The price is high, but one of the nation’s largest hotel investment trusts will live to be hospitable another day.
Ashford Hospitality Trust secured a $350 million loan facility to see it through the pandemic, which has decimated the travel and leisure industry. It will pay 16 percent interest in the first two years and 14 percent in the third, plus exit fees that could bring the total payback cost to nearly $600 million.
With a national vaccination effort underway, Oaktree Capital Management agreed to supply Ashford, owner of more than 22,500 hotel rooms, an initial $200 million and up to $150 million more, according to a disclosure statement filed with the Securities and Exchange Commission.
“The funds will be used primarily for operating shortfalls at our hotel properties,” Ashford CEO Rob Hays told The Real Deal via email. The money will also service company debt and help maintain a cash reserve.
Ashford had disclosed that without new financing it might be insolvent by early 2021. The company burned through more than $100 million from April to September and faces operating losses in excess of $500 million this year.

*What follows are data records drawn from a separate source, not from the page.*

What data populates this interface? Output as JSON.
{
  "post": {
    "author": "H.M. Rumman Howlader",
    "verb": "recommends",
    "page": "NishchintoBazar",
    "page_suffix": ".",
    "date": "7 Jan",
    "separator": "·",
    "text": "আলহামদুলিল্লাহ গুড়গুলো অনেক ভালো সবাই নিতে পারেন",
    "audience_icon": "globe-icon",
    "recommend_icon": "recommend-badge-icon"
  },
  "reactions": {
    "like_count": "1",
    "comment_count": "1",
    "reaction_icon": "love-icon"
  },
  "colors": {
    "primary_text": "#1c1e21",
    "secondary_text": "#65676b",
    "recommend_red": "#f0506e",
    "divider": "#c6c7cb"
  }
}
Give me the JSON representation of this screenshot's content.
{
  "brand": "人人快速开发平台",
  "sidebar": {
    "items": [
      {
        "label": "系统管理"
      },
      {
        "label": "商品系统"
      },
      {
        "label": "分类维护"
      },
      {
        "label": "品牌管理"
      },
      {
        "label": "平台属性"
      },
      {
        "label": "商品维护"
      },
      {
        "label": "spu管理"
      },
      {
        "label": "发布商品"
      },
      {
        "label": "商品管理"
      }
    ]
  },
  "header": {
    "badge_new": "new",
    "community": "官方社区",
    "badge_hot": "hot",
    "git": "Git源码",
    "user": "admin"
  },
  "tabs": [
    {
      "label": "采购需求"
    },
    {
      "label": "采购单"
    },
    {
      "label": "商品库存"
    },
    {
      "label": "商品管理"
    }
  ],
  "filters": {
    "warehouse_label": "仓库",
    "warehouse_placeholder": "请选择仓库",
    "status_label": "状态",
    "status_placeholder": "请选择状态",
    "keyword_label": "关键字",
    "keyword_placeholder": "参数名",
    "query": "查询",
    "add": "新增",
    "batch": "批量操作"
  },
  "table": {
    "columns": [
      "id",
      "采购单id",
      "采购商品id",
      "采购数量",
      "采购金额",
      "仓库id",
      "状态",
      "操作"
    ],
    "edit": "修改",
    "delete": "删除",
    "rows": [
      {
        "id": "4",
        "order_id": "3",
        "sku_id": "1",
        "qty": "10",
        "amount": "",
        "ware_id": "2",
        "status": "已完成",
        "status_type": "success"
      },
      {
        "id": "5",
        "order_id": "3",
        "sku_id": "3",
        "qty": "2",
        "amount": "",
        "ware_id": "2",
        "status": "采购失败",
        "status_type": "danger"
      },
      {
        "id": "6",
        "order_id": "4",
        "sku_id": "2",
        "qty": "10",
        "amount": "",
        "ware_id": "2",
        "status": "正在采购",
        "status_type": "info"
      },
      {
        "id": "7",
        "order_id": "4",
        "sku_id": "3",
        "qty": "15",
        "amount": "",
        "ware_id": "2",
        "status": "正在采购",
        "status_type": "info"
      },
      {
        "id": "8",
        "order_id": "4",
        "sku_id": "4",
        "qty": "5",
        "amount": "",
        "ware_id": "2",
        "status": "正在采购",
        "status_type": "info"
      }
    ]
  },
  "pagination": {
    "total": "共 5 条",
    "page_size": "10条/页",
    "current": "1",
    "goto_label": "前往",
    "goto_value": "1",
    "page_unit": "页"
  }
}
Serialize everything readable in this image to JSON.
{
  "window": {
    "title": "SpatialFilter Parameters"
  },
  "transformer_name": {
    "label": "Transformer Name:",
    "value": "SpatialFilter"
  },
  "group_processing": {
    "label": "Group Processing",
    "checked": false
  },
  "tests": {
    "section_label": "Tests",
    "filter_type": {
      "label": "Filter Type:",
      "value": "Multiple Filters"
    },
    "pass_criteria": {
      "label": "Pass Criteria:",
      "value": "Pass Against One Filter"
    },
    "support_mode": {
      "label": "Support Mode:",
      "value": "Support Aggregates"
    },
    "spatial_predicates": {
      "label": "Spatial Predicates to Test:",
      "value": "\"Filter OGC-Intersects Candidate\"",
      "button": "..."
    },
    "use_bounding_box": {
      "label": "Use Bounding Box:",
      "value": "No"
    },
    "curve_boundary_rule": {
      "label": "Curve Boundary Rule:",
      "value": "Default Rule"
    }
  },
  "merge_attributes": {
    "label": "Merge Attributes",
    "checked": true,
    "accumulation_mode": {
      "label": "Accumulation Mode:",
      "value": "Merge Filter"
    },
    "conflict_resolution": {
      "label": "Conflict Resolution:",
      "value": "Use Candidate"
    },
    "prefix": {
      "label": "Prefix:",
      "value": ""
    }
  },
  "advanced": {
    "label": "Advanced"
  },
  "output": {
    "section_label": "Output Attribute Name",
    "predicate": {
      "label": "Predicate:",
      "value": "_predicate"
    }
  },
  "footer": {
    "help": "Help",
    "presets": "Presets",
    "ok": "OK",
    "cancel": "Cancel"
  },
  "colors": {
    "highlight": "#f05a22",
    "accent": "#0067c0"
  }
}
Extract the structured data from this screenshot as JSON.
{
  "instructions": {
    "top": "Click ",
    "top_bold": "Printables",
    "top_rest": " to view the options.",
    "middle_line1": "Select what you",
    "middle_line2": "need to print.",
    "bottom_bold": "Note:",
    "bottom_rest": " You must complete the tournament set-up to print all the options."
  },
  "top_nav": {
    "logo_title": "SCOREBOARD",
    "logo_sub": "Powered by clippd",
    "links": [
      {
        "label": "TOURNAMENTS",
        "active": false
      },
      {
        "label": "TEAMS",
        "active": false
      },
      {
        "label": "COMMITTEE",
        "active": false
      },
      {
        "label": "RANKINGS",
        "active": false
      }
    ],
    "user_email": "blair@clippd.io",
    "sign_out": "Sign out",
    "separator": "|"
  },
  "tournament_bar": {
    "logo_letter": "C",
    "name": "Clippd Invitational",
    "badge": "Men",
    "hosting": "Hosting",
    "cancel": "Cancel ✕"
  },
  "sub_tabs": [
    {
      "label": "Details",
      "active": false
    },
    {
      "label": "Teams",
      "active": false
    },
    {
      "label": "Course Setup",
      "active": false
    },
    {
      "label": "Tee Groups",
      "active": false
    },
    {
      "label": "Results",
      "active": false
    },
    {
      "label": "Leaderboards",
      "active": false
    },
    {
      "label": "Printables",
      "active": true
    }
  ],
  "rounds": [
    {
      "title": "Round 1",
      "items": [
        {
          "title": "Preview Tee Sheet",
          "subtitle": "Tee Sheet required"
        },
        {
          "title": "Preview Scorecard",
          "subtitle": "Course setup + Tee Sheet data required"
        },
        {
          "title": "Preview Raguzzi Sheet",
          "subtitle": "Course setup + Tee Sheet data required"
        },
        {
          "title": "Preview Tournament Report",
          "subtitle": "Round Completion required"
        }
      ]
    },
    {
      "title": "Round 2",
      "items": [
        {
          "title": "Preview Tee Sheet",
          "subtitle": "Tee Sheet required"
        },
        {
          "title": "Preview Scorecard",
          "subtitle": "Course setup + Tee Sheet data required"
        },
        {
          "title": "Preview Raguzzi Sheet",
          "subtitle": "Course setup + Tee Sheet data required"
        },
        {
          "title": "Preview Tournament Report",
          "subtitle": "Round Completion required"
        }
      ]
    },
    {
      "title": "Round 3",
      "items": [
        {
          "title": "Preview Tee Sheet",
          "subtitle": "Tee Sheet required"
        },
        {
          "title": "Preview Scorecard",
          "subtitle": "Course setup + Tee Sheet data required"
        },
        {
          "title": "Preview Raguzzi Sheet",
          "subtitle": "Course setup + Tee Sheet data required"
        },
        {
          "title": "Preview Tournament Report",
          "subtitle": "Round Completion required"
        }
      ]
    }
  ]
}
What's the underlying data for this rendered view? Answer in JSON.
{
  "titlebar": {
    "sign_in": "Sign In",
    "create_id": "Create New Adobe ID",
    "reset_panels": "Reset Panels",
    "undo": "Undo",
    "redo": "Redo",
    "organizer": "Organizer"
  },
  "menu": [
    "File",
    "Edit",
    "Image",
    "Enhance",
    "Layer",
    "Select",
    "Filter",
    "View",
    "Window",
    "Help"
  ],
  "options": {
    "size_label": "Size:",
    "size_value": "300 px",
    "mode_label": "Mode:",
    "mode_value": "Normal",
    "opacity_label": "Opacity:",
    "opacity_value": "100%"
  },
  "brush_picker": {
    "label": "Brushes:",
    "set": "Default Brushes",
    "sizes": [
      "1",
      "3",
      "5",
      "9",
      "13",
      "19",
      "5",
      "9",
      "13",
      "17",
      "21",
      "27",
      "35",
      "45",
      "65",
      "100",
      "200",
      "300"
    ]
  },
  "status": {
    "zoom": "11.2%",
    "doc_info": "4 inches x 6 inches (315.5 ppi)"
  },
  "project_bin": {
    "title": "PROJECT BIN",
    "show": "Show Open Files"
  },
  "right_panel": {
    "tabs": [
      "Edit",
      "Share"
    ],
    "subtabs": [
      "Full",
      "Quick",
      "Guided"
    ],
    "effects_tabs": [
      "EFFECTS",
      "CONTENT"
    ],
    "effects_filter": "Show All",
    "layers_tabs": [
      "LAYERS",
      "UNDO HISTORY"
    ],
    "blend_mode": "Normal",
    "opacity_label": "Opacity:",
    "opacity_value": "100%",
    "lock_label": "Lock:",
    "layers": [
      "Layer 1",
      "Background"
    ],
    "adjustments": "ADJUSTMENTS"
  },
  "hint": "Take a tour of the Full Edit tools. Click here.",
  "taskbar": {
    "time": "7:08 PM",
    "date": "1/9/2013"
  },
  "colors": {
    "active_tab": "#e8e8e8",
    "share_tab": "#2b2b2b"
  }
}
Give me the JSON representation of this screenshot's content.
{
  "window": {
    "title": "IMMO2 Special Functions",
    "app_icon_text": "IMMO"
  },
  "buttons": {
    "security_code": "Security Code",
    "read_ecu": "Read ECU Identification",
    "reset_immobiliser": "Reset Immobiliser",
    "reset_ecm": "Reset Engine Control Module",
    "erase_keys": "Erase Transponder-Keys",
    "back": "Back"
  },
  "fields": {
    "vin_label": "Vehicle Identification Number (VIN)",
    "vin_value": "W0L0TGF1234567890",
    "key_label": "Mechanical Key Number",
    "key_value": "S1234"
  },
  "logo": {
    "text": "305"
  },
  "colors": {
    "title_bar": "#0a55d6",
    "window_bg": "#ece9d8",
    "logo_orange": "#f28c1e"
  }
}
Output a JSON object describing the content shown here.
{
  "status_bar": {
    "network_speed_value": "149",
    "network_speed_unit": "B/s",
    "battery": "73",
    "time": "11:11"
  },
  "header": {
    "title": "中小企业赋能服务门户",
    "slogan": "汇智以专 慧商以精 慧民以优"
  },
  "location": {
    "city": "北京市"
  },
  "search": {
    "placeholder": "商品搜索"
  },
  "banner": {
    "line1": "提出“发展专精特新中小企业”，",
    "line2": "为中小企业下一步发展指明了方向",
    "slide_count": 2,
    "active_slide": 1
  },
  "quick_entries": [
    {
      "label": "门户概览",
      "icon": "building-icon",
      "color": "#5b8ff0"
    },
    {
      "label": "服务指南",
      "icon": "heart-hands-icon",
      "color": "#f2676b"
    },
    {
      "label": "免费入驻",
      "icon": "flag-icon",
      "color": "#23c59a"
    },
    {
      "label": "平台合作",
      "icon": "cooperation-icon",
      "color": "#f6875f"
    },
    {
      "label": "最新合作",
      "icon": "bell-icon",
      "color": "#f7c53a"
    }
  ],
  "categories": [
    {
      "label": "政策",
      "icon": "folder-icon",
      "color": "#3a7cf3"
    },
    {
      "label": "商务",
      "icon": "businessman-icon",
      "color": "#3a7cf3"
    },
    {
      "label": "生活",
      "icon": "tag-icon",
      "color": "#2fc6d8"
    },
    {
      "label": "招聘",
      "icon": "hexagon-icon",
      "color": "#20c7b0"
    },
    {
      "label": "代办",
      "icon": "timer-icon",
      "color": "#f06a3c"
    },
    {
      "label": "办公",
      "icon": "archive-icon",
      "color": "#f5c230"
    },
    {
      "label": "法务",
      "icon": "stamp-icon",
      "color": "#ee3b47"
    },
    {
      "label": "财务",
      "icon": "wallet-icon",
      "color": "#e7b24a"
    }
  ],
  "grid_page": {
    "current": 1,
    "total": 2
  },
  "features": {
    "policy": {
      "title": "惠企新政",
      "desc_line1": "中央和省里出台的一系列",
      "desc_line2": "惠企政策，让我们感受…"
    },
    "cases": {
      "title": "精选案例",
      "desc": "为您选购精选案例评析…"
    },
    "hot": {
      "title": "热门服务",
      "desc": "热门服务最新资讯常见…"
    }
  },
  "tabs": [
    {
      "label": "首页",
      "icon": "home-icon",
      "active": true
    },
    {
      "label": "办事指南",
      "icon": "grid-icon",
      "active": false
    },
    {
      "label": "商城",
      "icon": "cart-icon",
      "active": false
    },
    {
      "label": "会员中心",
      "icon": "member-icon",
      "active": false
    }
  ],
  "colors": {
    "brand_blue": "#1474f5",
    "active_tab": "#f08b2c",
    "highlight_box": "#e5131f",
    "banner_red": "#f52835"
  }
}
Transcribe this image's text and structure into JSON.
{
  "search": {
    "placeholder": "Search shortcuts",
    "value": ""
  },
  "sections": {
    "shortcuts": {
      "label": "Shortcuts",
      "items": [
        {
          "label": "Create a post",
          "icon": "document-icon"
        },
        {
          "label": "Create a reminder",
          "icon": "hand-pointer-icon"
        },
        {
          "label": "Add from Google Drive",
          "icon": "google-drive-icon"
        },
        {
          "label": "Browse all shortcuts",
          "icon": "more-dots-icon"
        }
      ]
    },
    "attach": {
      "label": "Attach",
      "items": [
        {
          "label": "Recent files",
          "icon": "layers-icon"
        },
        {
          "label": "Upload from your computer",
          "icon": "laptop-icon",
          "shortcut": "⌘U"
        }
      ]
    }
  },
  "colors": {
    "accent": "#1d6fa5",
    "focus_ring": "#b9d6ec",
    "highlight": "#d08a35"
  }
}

Digging itself out won’t be cheap.
Were Ashford to draw all its new credit while deferring interest payments — the company is in forbearance with nearly all its property mortgage lenders, according to Hays — it could cost $589 million to exit the Oaktree loan.
“That amount of interest is consistent with the amount of risk associated with hospitality right now,” said Yariv Ben-Ari, a hospitality real estate advisor at Herrick. “The credit facility will be used to ramp up funds over the next three years, which is the right window for hotel recovery following the pandemic.”
Ashford could save between $50 and $80 million, per the deal’s terms, by offering to sell Oaktree 20 percent of the company’s outstanding stock. Investors cheered news of the loan, boosting Ashford’s share price by 25 percent the day it was announced.
Marc Magazine, director at Savills Hospitality Group, expects leisure travel to begin returning to pre-pandemic levels by mid-2021.
Limited-service hotels within driving distance should recover fastest, he said. “Maybe people won’t want their sheets changed every day, because just getting out of the house is going to be a good experience,” said Magazine.
Urban markets often reached by plane face a longer road toward recovery, he said.
Ashford’s CEO doesn’t disagree — before Hays took the reins, the company sold its only Manhattan hotel at $80 million below its purchase price — but aims to not just survive, but grow.
“Ashford Trust plans to be active on the acquisition front over the next several years,” said Hays. “Our focus will be on domestic, full-service assets and resorts in top 25 markets.”